# ACTION ITEM:
Give the number of lines in the data below containing the word "content", with no other text.

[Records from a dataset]
• • •

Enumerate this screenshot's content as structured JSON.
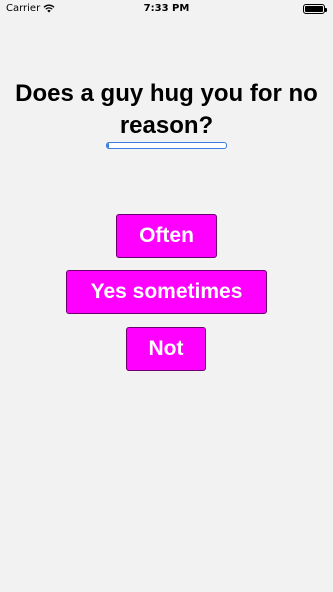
{
  "status_bar": {
    "carrier": "Carrier",
    "time": "7:33 PM",
    "wifi_icon": "wifi-icon",
    "battery_icon": "battery-icon"
  },
  "quiz": {
    "question": "Does a guy hug you for no reason?",
    "progress": 0.02,
    "answers": [
      "Often",
      "Yes sometimes",
      "Not"
    ]
  },
  "colors": {
    "background": "#f2f2f2",
    "answer_button": "#ff00ff",
    "answer_text": "#ffffff",
    "progress": "#3b7de0"
  }
}
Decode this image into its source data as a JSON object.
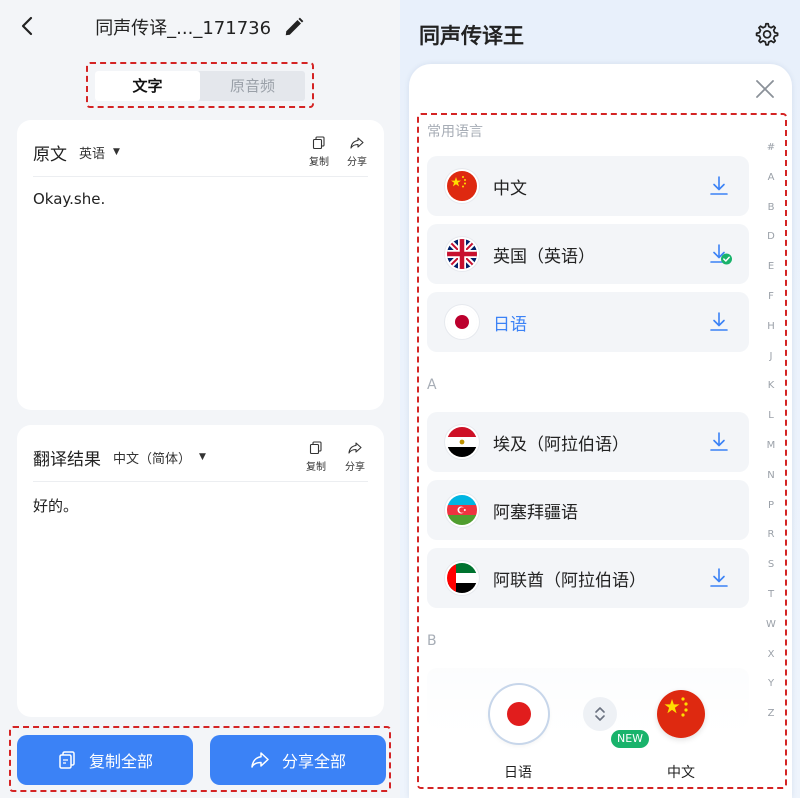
{
  "left": {
    "title": "同声传译_..._171736",
    "tabs": {
      "text": "文字",
      "audio": "原音频"
    },
    "source_card": {
      "title": "原文",
      "language": "英语",
      "copy": "复制",
      "share": "分享",
      "content": "Okay.she."
    },
    "result_card": {
      "title": "翻译结果",
      "language": "中文（简体）",
      "copy": "复制",
      "share": "分享",
      "content": "好的。"
    },
    "bottom": {
      "copy_all": "复制全部",
      "share_all": "分享全部"
    }
  },
  "right": {
    "app_title": "同声传译王",
    "sections": {
      "common": "常用语言",
      "a": "A",
      "b": "B"
    },
    "languages": [
      {
        "name": "中文",
        "flag": "china",
        "status": "download"
      },
      {
        "name": "英国（英语）",
        "flag": "uk",
        "status": "downloaded"
      },
      {
        "name": "日语",
        "flag": "japan",
        "status": "download",
        "selected": true
      },
      {
        "name": "埃及（阿拉伯语）",
        "flag": "egypt",
        "status": "download"
      },
      {
        "name": "阿塞拜疆语",
        "flag": "azerbaijan",
        "status": "none"
      },
      {
        "name": "阿联酋（阿拉伯语）",
        "flag": "uae",
        "status": "download"
      }
    ],
    "index_letters": [
      "#",
      "A",
      "B",
      "D",
      "E",
      "F",
      "H",
      "J",
      "K",
      "L",
      "M",
      "N",
      "P",
      "R",
      "S",
      "T",
      "W",
      "X",
      "Y",
      "Z"
    ],
    "bottom": {
      "left_lang": "日语",
      "right_lang": "中文",
      "new_badge": "NEW"
    }
  },
  "colors": {
    "accent": "#3b82f6",
    "highlight_border": "#d42424",
    "new_badge": "#19b36b"
  }
}
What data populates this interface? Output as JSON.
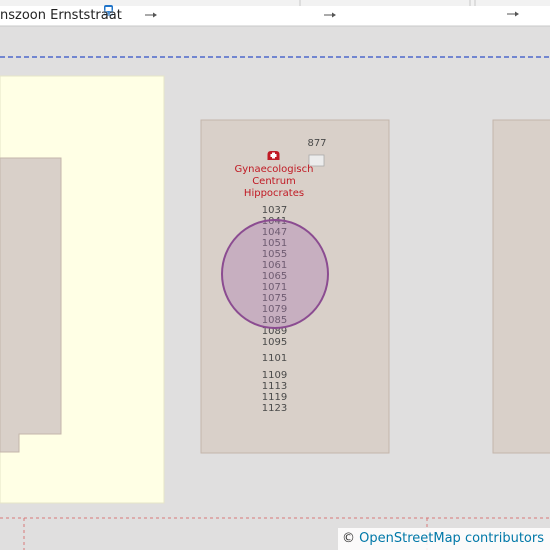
{
  "street": {
    "name": "nszoon Ernststraat"
  },
  "poi": {
    "name_lines": [
      "Gynaecologisch",
      "Centrum",
      "Hippocrates"
    ],
    "icon": "hospital-cross-icon"
  },
  "bus_stop": {
    "icon": "bus-stop-icon"
  },
  "house_numbers": {
    "n877": "877",
    "n1037": "1037",
    "n1041": "1041",
    "n1047": "1047",
    "n1051": "1051",
    "n1055": "1055",
    "n1061": "1061",
    "n1065": "1065",
    "n1071": "1071",
    "n1075": "1075",
    "n1079": "1079",
    "n1085": "1085",
    "n1089": "1089",
    "n1095": "1095",
    "n1101": "1101",
    "n1109": "1109",
    "n1113": "1113",
    "n1119": "1119",
    "n1123": "1123"
  },
  "attribution": {
    "symbol": "©",
    "link_text": "OpenStreetMap contributors"
  },
  "colors": {
    "land": "#e0dfdf",
    "building": "#d9d0c9",
    "building_outline": "#c4b6ab",
    "residential_area": "#ffffe5",
    "road": "#ffffff",
    "poi_text": "#c01a24",
    "boundary": "#3050c8",
    "marker_stroke": "#8b4c91"
  }
}
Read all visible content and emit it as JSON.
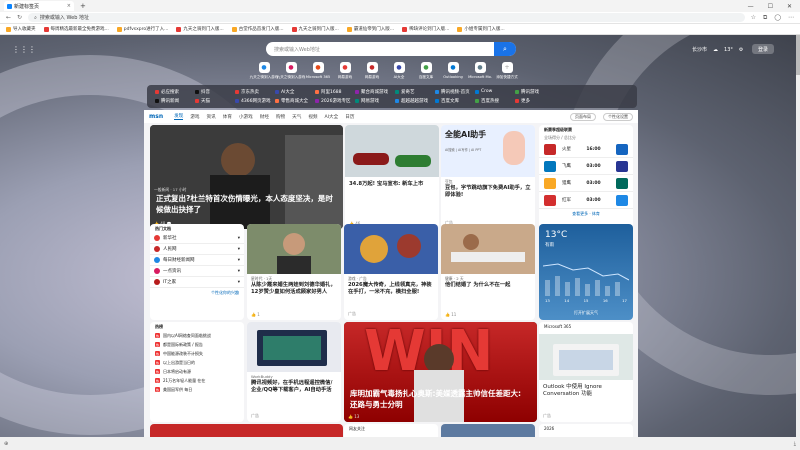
{
  "tab": {
    "title": "新建标签页",
    "close": "×",
    "new": "+"
  },
  "address": {
    "url": "搜索或输入 Web 地址"
  },
  "bookmarks": [
    "导入收藏夹",
    "每周精选最新最全免费游戏...",
    "pdfvsxpro进行了入...",
    "九天之骑到门入版...",
    "古堂作品首发门入版...",
    "九天之骑到门入版...",
    "霸道仙帝到门入版...",
    "稀缺评论到门入版...",
    "小姐专属到门入版..."
  ],
  "search": {
    "placeholder": "搜索或输入Web地址",
    "btn": "⌕"
  },
  "weather_top": {
    "location": "长沙市",
    "temp": "13°",
    "login": "登录"
  },
  "quick": [
    {
      "label": "九天之骑到入游戏",
      "c": "#1e88e5"
    },
    {
      "label": "九天之骑到入游戏",
      "c": "#d81b60"
    },
    {
      "label": "Microsoft 365",
      "c": "#e64a19"
    },
    {
      "label": "网易游戏",
      "c": "#e53935"
    },
    {
      "label": "网易游戏",
      "c": "#c62828"
    },
    {
      "label": "AI大全",
      "c": "#3949ab"
    },
    {
      "label": "百度文库",
      "c": "#43a047"
    },
    {
      "label": "Outlooking",
      "c": "#0078d4"
    },
    {
      "label": "Microsoft Mo.",
      "c": "#607d8b"
    },
    {
      "label": "添加快捷方式",
      "c": "#9e9e9e"
    }
  ],
  "links": [
    [
      "必应搜索",
      "抖音",
      "京东热卖",
      "AI大全",
      "阿里1688",
      "聚合商城游戏",
      "爱奇艺",
      "腾讯视频-首页",
      "Crow",
      "腾讯游戏"
    ],
    [
      "腾讯新闻",
      "天猫",
      "4366网页游戏",
      "零售商城大全",
      "2026游戏专区",
      "网易游戏",
      "超越越越游戏",
      "百度文库",
      "百度热搜",
      "更多"
    ]
  ],
  "feed_tabs": {
    "logo": "msn",
    "items": [
      "发现",
      "游戏",
      "资讯",
      "体育",
      "小游戏",
      "财经",
      "购物",
      "天气",
      "视频",
      "AI大全",
      "日历"
    ],
    "active": "发现",
    "b1": "页面布局",
    "b2": "个性化设置"
  },
  "cards": {
    "lead": {
      "title": "正式复出?杜兰特首次伤情曝光，本人态度坚决，是时候做出抉择了",
      "src": "一般新闻 · 17 小时",
      "meta": "👍 48   💬"
    },
    "car": {
      "title": "34.8万起! 宝马宣布: 新车上市",
      "src": "车讯 · 广告",
      "meta": "👍 46"
    },
    "ai": {
      "brand": "全能AI助手",
      "sub": "AI搜索 | AI写作 | AI PPT",
      "title": "豆包，字节跳动旗下免费AI助手，立即体验!",
      "src": "豆包",
      "meta": "广告"
    },
    "popular": {
      "title": "热门文档",
      "items": [
        "新华社",
        "人民网",
        "每日财经新闻网",
        "一点资讯",
        "IT之家"
      ],
      "more": "个性化你的兴趣"
    },
    "man": {
      "title": "从陈少霞来婚生两娃到刘德华婚礼，12岁赞少皇如何活成顾家好男人",
      "src": "星时代 · 1天",
      "meta": "👍 1"
    },
    "game": {
      "title": "2026魔大传奇，上线领真充，神装在手打，一米不充，横扫全服!",
      "src": "游戏 · 广告",
      "meta": "广告"
    },
    "kitchen": {
      "title": "他们结婚了 为什么不在一起",
      "src": "健康 · 2 天",
      "meta": "👍 11"
    },
    "hot": {
      "title": "热榜",
      "items": [
        "国内以AI网络查同面临挑战",
        "都是国际新政策 / 报告",
        "中国能源改装不计损失",
        "以上出游是当日的",
        "日本将启动有源",
        "21万名年轻人能量 在在",
        "美国因军供 每日"
      ]
    },
    "tech": {
      "title": "腾讯视频好，在手机远程遥控微信/企业/QQ等下载客户，AI自动手活",
      "src": "WorkBuddy",
      "meta": "广告"
    },
    "win": {
      "big": "WIN",
      "title": "库明加霸气毒扬扎心奥斯:美媒透露主帅信任差距大: 还路与勇士分明",
      "src": "体育中 · 1 小时",
      "meta": "👍 13"
    },
    "ms": {
      "hdr": "Microsoft 365",
      "title": "Outlook 中使用 Ignore Conversation 功能",
      "meta": "广告"
    },
    "bottom": [
      "",
      "网友关注",
      "",
      "",
      "2026"
    ]
  },
  "sports": {
    "title": "新赛季超级联赛",
    "sub": "全场得分 / 总比分",
    "rows": [
      [
        "火星",
        "16:00",
        "东方"
      ],
      [
        "飞鹰",
        "03:00",
        "英雄"
      ],
      [
        "猎鹰",
        "03:00",
        "巨人"
      ],
      [
        "红军",
        "03:00",
        "蓝队"
      ]
    ],
    "more": "查看更多 · 体育"
  },
  "weather": {
    "temp": "13°C",
    "label": "有雨",
    "hrs": [
      "13",
      "14",
      "15",
      "16",
      "17"
    ],
    "more": "打开扩展天气"
  }
}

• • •

# ANSWER FOR THIS EXERCISE:
4